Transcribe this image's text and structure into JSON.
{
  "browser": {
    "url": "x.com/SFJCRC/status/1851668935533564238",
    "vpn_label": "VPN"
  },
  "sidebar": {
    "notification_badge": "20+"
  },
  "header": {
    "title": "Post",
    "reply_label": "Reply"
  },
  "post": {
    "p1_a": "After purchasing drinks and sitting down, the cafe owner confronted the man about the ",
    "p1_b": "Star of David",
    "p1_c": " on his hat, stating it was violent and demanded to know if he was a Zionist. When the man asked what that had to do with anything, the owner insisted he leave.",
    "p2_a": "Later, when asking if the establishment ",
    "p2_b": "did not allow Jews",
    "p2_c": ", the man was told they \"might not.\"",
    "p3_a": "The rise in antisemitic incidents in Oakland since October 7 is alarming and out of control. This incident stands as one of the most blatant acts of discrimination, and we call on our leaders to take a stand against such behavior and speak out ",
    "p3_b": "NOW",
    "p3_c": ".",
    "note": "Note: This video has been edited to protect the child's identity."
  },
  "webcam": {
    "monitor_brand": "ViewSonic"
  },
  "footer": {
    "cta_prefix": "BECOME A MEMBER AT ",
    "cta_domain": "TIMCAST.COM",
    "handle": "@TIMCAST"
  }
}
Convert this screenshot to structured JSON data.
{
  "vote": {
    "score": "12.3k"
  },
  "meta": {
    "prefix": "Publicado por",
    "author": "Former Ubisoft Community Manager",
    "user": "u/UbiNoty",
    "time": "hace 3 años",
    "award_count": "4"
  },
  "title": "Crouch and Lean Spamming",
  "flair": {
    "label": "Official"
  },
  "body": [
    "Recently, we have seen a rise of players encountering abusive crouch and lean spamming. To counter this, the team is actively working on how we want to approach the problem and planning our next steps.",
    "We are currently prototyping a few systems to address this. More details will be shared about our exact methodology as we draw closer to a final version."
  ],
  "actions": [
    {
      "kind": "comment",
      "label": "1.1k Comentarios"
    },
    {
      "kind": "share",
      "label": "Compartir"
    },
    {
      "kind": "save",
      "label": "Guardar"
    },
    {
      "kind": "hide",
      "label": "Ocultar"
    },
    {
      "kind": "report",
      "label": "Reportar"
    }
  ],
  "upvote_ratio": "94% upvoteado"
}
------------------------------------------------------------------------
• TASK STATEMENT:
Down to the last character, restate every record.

• EXPECTED ANSWER:
Transcribe this image's text and structure into JSON.
{
  "browser": {
    "url": "x.com/SFJCRC/status/1851668935533564238",
    "vpn_label": "VPN"
  },
  "sidebar": {
    "notification_badge": "20+"
  },
  "header": {
    "title": "Post",
    "reply_label": "Reply"
  },
  "post": {
    "p1_a": "After purchasing drinks and sitting down, the cafe owner confronted the man about the ",
    "p1_b": "Star of David",
    "p1_c": " on his hat, stating it was violent and demanded to know if he was a Zionist. When the man asked what that had to do with anything, the owner insisted he leave.",
    "p2_a": "Later, when asking if the establishment ",
    "p2_b": "did not allow Jews",
    "p2_c": ", the man was told they \"might not.\"",
    "p3_a": "The rise in antisemitic incidents in Oakland since October 7 is alarming and out of control. This incident stands as one of the most blatant acts of discrimination, and we call on our leaders to take a stand against such behavior and speak out ",
    "p3_b": "NOW",
    "p3_c": ".",
    "note": "Note: This video has been edited to protect the child's identity."
  },
  "webcam": {
    "monitor_brand": "ViewSonic"
  },
  "footer": {
    "cta_prefix": "BECOME A MEMBER AT ",
    "cta_domain": "TIMCAST.COM",
    "handle": "@TIMCAST"
  }
}
Convert this screenshot to structured JSON data.
{
  "vote": {
    "score": "12.3k"
  },
  "meta": {
    "prefix": "Publicado por",
    "author": "Former Ubisoft Community Manager",
    "user": "u/UbiNoty",
    "time": "hace 3 años",
    "award_count": "4"
  },
  "title": "Crouch and Lean Spamming",
  "flair": {
    "label": "Official"
  },
  "body": [
    "Recently, we have seen a rise of players encountering abusive crouch and lean spamming. To counter this, the team is actively working on how we want to approach the problem and planning our next steps.",
    "We are currently prototyping a few systems to address this. More details will be shared about our exact methodology as we draw closer to a final version."
  ],
  "actions": [
    {
      "kind": "comment",
      "label": "1.1k Comentarios"
    },
    {
      "kind": "share",
      "label": "Compartir"
    },
    {
      "kind": "save",
      "label": "Guardar"
    },
    {
      "kind": "hide",
      "label": "Ocultar"
    },
    {
      "kind": "report",
      "label": "Reportar"
    }
  ],
  "upvote_ratio": "94% upvoteado"
}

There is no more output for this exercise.